Background: Diabetes and hypertension are diseases affecting a high proportion of the world population; the use of food-based products such as common bean peptides may contribute to reduce the risk of complications associated to chronic diseases. The aim was to produce and characterize peptides from common bean protein isolates and evaluate their potential to inhibit markers of type-2 diabetes, hypertension and oxidative stress.
Results: Mexican black and Brazilian Carioca bean isolated proteins were characterized after pepsin/pancreatin digestion. Also, four synthesized pure peptides, originally found in these beans, were evaluated.
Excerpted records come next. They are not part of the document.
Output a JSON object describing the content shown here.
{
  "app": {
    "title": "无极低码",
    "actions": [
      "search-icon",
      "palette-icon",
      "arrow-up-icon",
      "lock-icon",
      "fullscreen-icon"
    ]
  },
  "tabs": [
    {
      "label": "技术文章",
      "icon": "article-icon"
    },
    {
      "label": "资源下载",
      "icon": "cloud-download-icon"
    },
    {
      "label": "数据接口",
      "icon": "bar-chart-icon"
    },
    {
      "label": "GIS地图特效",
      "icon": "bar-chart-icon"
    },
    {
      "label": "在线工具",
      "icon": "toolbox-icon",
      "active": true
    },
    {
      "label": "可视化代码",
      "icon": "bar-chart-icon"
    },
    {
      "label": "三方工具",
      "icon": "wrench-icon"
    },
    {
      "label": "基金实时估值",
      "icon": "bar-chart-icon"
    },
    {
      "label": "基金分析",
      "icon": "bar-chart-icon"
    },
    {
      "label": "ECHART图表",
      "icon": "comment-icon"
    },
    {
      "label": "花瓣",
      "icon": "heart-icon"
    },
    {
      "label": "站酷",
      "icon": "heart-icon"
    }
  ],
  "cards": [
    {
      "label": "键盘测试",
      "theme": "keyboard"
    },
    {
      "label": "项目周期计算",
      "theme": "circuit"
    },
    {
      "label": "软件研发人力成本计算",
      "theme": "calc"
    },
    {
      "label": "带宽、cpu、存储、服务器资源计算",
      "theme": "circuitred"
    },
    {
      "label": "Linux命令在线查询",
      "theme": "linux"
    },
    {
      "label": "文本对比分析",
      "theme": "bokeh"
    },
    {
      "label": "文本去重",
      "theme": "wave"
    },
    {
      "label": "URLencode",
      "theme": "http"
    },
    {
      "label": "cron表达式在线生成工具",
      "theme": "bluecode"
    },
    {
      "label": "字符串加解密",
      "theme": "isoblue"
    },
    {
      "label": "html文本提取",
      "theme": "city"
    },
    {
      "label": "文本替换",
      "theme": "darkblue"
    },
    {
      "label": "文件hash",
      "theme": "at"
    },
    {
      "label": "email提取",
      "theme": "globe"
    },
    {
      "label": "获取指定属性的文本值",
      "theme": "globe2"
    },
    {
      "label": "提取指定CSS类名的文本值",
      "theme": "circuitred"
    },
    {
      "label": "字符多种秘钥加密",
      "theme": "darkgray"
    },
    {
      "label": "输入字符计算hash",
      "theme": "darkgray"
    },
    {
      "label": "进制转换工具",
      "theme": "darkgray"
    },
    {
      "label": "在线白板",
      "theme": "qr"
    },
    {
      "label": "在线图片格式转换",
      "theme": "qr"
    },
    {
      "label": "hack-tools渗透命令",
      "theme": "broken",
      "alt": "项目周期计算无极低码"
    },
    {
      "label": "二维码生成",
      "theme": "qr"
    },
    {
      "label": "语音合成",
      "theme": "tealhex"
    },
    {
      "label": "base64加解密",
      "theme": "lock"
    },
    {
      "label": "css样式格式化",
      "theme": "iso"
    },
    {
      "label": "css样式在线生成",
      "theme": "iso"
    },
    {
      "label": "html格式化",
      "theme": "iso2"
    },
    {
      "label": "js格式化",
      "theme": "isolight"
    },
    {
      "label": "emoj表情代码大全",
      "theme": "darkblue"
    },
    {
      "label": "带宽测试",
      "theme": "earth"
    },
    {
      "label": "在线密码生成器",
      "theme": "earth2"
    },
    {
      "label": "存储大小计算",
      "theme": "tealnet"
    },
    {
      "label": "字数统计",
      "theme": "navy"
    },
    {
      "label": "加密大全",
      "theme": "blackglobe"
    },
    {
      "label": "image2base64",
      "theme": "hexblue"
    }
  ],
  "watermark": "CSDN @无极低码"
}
Bean protein digests and pure peptides exerted dipeptidyl peptidase-IV (DPP-IV) inhibition (IC50 = 0.03-0.87 mg dry weight (DW) mL-1 ). Lineweaver-Burk plots and computational modeling showed competitive inhibition of DPP-IV. Angiotensin-converting enzyme (ACE) inhibition ranged from IC50 = 0.09 to 0.99 mg DW mL-1 , and α-glucosidase inhibition ranged from 36.3 to 50.1% mg-1 DW. Carioca Perola bean digested proteins presented the highest antioxidant capacity (269.3 mmol L-1 Trolox equivalent g-1 DW) as the peptide KTYGL (P > 0.05) with the most potent DPP-IV and ACE inhibition.
Conclusion: Peptides from common bean have antidiabetic and antihypertensive potential regardless of their antioxidant capacity. © 2016 Society of Chemical Industry.
Keywords: ACE inhibition; DPP-IV inhibition; antioxidant capacity; bioactive peptides; common beans; α-glucosidase inhibition.
© 2016 Society of Chemical Industry.